BEGIN RECORDED DATA

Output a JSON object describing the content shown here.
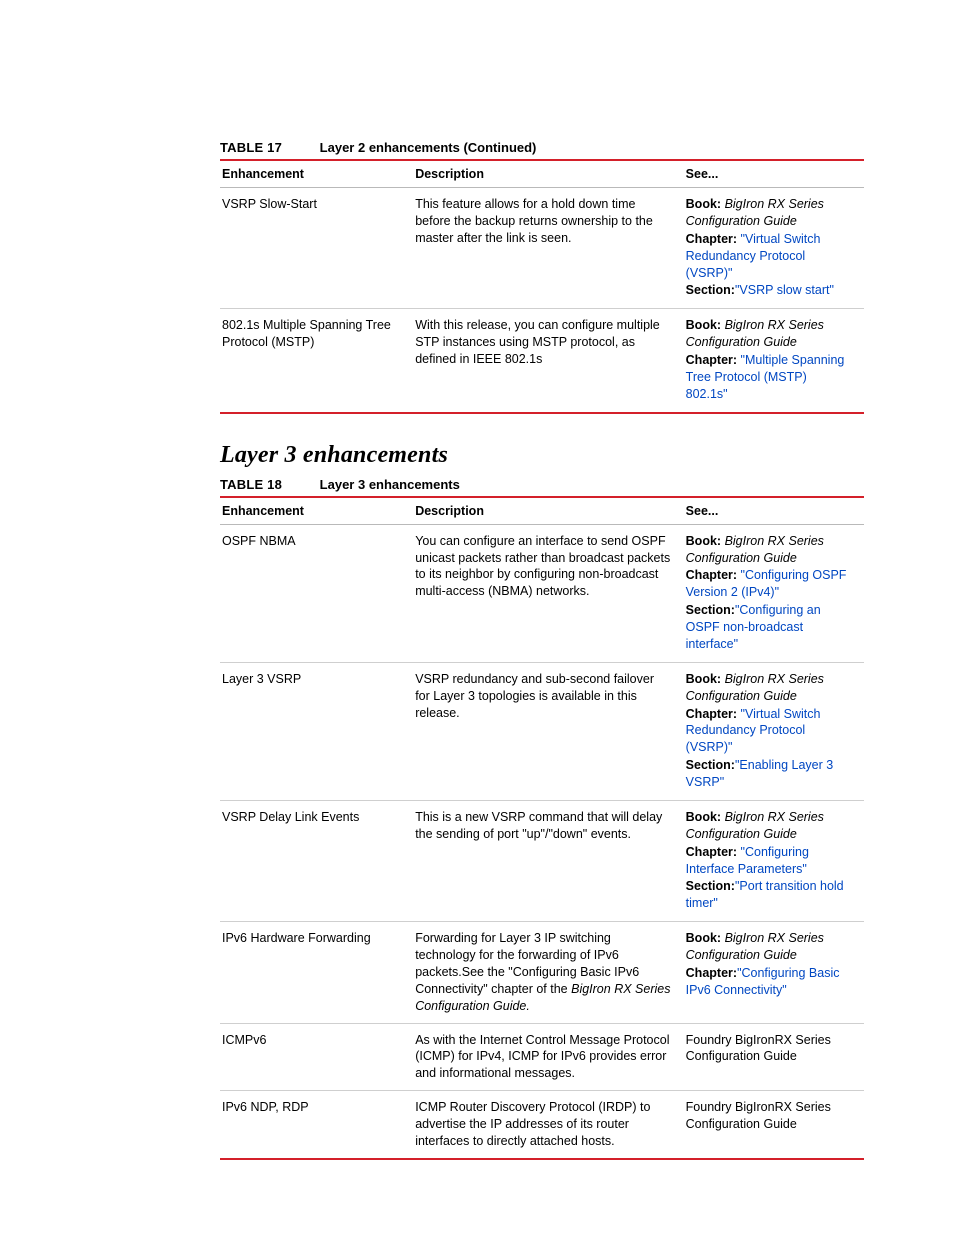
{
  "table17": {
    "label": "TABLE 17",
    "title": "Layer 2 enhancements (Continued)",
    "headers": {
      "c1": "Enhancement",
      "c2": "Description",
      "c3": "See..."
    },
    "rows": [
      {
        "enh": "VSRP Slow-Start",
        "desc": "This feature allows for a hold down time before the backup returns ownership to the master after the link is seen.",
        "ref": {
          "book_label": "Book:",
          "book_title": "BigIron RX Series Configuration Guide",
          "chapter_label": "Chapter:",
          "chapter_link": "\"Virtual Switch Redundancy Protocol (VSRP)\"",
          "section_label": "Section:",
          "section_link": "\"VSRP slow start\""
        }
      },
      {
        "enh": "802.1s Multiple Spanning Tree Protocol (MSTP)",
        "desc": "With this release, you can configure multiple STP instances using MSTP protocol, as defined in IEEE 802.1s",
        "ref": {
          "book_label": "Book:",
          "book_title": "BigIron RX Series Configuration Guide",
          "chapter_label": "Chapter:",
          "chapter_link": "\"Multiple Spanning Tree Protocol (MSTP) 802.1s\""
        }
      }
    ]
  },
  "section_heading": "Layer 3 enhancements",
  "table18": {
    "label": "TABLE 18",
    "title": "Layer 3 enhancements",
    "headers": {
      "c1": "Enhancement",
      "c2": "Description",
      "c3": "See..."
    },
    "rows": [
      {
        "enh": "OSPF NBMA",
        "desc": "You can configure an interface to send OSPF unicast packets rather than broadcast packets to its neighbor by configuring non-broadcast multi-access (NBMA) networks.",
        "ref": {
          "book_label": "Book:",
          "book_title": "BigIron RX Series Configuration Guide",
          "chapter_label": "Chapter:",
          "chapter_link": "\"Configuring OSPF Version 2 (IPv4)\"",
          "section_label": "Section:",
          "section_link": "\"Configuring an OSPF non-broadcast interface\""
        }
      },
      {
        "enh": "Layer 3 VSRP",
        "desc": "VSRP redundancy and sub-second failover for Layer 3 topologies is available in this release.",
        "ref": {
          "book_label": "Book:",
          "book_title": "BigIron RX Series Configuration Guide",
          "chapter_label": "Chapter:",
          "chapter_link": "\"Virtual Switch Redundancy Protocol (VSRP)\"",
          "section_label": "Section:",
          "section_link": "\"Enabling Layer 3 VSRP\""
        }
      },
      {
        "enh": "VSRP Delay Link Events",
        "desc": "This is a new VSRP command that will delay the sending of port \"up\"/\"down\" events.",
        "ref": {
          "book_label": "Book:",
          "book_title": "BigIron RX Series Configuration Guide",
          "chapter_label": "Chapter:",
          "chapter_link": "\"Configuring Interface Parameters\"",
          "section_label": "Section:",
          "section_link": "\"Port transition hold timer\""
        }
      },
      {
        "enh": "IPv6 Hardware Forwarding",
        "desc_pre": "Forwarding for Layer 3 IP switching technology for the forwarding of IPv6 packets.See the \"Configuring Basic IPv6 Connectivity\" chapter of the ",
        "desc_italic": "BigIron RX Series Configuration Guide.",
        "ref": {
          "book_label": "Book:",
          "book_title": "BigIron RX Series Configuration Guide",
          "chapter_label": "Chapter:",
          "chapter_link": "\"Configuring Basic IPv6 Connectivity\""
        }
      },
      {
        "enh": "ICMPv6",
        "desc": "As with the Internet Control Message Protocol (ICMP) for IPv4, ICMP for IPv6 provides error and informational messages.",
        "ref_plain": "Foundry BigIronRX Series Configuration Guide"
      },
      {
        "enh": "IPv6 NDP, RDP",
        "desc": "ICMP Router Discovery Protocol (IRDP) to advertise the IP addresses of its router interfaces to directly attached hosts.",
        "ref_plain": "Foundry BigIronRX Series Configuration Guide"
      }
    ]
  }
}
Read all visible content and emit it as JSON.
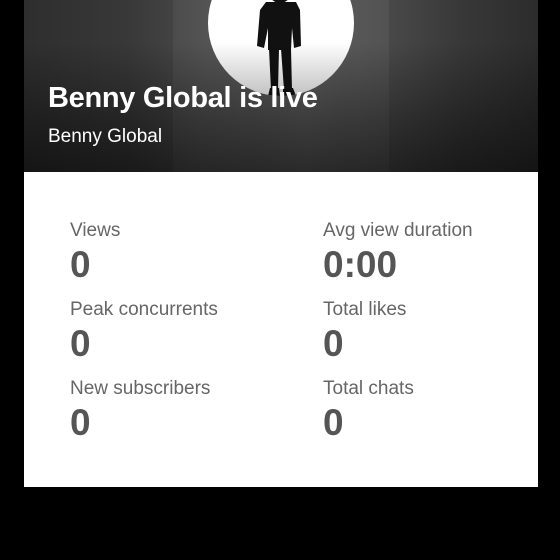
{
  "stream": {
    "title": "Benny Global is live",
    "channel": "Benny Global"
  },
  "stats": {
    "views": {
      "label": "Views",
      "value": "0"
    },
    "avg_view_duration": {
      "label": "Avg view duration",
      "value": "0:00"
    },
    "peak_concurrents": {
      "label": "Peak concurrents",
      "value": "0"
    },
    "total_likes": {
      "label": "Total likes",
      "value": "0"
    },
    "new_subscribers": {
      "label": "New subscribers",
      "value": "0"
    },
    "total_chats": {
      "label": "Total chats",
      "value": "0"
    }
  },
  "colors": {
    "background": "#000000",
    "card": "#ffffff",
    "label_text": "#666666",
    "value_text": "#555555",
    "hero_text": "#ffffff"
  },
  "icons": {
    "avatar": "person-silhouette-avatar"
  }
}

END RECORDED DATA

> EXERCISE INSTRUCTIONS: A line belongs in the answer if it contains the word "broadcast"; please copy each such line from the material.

> ANSWER TO THIS EXERCISE:
        "desc": "You can configure an interface to send OSPF unicast packets rather than broadcast packets to its neighbor by configuring non-broadcast multi-access (NBMA) networks.",
          "section_link": "\"Configuring an OSPF non-broadcast interface\""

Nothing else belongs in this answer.